Many successful business leaders are the first to admit that it’s the sound advice they received from their mentors, fellow entrepreneurs, friends and family that helped get them where they are today. There’s a common misconception that when starting and growing your own business, you have to do it alone, but this couldn’t be further from the truth.
In the world of entrepreneurs it is of the utmost importance to know and understand how a business works, both internally and externally, as well as to find a behind-the-scenes team that holds significant expertise. Guiding the currency flow, money as well as ensuring a good marketing and advertising strategy, all the while taking care of the running and organising of business activities, are all necessary to allow the smooth development of the enterprise and the assurance of a profitable year.
Starting a new job can be very exciting, yet it can also be rather daunting and stressful.
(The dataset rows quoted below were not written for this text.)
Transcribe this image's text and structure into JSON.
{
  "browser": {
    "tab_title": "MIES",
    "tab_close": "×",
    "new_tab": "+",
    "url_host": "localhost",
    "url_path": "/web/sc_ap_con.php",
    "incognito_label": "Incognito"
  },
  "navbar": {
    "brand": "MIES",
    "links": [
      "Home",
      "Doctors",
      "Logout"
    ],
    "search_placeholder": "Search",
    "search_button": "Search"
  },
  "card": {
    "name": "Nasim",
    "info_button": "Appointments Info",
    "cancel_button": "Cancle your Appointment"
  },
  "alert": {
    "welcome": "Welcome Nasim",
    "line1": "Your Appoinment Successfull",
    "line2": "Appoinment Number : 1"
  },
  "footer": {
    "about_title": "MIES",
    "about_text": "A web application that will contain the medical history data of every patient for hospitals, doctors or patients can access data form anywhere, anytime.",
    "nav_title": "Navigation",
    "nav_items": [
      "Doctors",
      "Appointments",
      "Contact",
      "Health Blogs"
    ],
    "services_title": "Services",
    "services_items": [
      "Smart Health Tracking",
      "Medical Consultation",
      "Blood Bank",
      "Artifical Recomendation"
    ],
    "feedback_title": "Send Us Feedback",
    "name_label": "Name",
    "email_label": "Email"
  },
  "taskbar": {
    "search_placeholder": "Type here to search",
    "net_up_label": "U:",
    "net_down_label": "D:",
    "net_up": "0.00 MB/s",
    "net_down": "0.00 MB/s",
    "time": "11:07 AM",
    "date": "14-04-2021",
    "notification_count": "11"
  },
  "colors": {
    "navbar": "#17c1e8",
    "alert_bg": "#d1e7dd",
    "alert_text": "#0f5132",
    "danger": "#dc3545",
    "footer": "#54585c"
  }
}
You will have to adapt to a new environment, new colleagues and new superiors, as well as take on new responsibilities, and all these things at once can become quite overwhelming. The sooner you learn the ropes and get used to what’s what and who’s who, the sooner you’ll feel settled and comfortable in your new role.
Each month we recommend 5 books that we feel will encourage, inspire and educate you, whether you are the CEO of an international business or a start-up working from home. One should never stop learning. 1. And then they fired me by Jannie Mouton, 2012 Losing is not a word in Jannie Mouton’s vocabulary.
Whether you’re a startup veteran or a newcomer to the game, you’re going to have to sit face-to-face with potential customers or distributors and money lenders at some point and convince them to trust you—there’s just no way around it. Luckily there is wisdom on the subject shared by Claire Blyth, director of UK-based business consultancy and PR firm Red Setter.